> _DIRECTIONS_
Copy all lines below containing "true".

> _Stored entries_
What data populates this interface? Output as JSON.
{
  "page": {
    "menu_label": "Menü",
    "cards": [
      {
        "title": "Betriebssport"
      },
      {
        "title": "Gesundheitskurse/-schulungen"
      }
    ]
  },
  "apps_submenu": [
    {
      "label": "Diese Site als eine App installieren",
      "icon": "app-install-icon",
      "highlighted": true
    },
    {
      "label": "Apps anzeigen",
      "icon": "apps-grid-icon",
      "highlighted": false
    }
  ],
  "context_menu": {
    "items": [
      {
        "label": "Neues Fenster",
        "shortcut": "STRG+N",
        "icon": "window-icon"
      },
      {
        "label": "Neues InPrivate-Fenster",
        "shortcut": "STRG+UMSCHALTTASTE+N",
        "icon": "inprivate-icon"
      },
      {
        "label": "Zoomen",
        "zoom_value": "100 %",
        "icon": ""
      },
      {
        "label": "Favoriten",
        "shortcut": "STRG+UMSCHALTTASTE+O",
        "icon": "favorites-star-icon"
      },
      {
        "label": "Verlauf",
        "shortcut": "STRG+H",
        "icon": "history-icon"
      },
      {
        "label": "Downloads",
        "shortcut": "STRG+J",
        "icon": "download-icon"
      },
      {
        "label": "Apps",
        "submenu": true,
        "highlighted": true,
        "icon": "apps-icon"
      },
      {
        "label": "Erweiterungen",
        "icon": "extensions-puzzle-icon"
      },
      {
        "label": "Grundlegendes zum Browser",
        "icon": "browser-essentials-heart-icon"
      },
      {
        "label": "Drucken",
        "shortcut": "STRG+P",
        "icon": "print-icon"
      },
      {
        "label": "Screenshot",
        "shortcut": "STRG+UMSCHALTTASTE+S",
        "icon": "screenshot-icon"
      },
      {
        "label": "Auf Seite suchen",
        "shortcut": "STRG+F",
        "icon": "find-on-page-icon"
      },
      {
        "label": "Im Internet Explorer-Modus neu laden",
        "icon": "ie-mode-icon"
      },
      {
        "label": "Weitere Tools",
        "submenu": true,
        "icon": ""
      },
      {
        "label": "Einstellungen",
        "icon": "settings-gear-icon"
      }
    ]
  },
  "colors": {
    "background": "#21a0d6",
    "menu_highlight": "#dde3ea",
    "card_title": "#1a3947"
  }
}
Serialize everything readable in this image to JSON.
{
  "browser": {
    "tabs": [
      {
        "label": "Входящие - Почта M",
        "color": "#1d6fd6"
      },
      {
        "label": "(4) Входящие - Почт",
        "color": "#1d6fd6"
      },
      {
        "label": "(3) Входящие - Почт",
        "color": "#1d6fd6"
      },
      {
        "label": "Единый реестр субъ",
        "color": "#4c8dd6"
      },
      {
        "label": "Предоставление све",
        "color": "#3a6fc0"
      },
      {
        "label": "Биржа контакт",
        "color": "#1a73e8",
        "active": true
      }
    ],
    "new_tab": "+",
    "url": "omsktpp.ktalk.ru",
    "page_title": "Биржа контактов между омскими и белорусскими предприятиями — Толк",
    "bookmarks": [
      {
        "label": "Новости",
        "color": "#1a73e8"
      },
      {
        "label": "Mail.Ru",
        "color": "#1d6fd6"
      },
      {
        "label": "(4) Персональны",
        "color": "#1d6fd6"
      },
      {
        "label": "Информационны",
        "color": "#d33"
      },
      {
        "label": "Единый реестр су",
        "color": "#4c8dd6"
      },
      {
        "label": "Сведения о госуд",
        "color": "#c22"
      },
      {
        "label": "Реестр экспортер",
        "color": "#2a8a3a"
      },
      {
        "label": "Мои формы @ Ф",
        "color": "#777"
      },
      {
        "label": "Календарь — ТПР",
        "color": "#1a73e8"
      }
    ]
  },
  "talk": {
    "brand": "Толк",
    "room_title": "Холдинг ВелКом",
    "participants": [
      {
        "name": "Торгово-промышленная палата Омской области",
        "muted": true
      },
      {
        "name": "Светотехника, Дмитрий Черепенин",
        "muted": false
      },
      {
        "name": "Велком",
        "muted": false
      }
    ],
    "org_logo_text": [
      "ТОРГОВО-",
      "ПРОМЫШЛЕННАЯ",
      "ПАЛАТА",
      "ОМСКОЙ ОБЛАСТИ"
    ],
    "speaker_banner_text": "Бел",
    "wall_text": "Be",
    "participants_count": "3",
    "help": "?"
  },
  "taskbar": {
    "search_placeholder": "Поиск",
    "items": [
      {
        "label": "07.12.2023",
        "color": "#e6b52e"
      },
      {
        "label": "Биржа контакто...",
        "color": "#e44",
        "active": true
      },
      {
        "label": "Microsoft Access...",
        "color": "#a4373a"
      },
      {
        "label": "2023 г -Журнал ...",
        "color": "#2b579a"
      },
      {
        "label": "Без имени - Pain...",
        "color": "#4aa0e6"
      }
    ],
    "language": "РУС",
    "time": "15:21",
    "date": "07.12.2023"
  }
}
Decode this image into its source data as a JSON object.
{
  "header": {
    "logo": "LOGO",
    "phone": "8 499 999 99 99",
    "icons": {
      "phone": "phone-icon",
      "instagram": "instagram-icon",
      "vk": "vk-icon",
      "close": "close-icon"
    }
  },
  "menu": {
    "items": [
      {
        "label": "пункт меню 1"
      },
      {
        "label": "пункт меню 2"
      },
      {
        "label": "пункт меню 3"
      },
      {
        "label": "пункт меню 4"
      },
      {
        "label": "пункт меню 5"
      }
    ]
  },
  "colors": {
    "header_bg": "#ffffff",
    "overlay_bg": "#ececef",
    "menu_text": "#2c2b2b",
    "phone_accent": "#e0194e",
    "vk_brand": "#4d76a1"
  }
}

> _COMPLETED TASK_
      "highlighted": true
        "submenu": true,
        "highlighted": true,
        "submenu": true,
        "active": true
        "muted": true
        "active": true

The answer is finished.